This is my second consecutive post on my most recent social media marketing initiative, and it picks up where my 30 January (2014) post left off.
I started this blog...goodness, it’s been over two years ago now. Rarely do I receive a comment, but I do get
visitors—this I know from the stats Blogger provides me.
Shortly after starting my blog, and in keeping with popular social media marketing strategy, I signed up for a Twitter account. For a long time, the account just sat there, primarily because I didn’t know
what to do with it. I kept writing my blogs, writing my
books—publishing my books and going more and more in debt and occasionally
visiting Twitter to look at the tweets. Rarely did I respond to anything
because I wasn’t sure I should. But people did follow me—based on my profile, perhaps?
Certainly not because I was an engaging individual, but I followed those folks back. I attracted and was attracted to
conservative, state rights, tea party folks. Every once in a while a
well-meaning Republican/conservative "type" would state how Black folk should abhor
the Democratic Party since that was the party of disfranchisement and racism
and the KKK, and the Republican Party was the party of freedom. I think to
myself, "The bane of our founder’s
Republic was the party of freedom?”
Okay, I’ve digressed a little
here, but I do have a point. Regardless of how you feel about the Democratic
and Republican parties of today, there’s a lot of history between then
and what those posts imply, and I do have a basic knowledge of that history
and an unfailing prejudice when it comes to the South (I’m pro—and I wonder if
those people realize there was a Northern wing to the Democratic Party, which
was....) Oh, never mind; that’s not my point.
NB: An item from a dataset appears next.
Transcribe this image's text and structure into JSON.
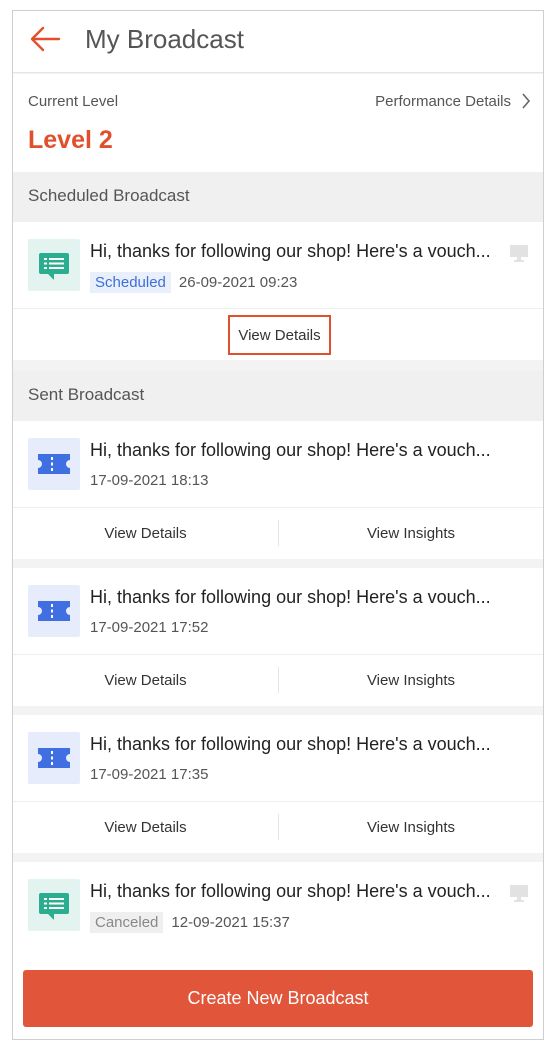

My point is that I comment when I see such. And guess what
I have discovered? Anytime I interact: favorite, re-tweet or comment, whether folks
agree with me or not, my Blogger stats go up. So, take note you budding internet
marketers, there is a definite correlation between participation on one social media
platform and its impact on those it’s linked to.
Based on that long, drawn-out “analytical”
discovery, I decided even more social media interaction was in order, hence the
internet marketing course thru Education 2 Go (Ed2Go) discussed in my last post.
The course covered the five big social
media platforms: Facebook, Twitter, Pinterest, Linkedin, and Google+; I have fledgling
accounts at all. I have finished the course, but I’ve just started honing my
“social media” plan. My intention is to go back through the course notes and
flesh out each platform vis-à-vis Loblolly Writer’s House. I’ve started with
Google+ (see the sidebar?), and I’ve added reciprocal buttons
to several pages on my website. I’m supplementing the bare-bones Ed2Go course
with a copy of Jesse Stay’s Google+ Marketing for Dummies. I’m in the
process of going through his book page by page building my platform, using
what’s relevant and cogitating what I don’t understand. I’ll figure it out; I’m
only halfway through the book. Besides, I think I should have read Google+ for Dummies first and learned the mechanics before
attempting to master exploitation.
I will follow up with my Google+ progress
and eventually the other platforms. So far, I've created some Google+ circles
and been placed in circles and joined a handful of communities—I even found one
on secession! I’m interacting and
seeing activity in my blog stats. Maybe one day I’ll even get a comment. In
the meantime, I’m going to continue my base strategy of weaving writing and
publishing content as well as history notes into this blog. Hope you’ll be back
and thanks for reading.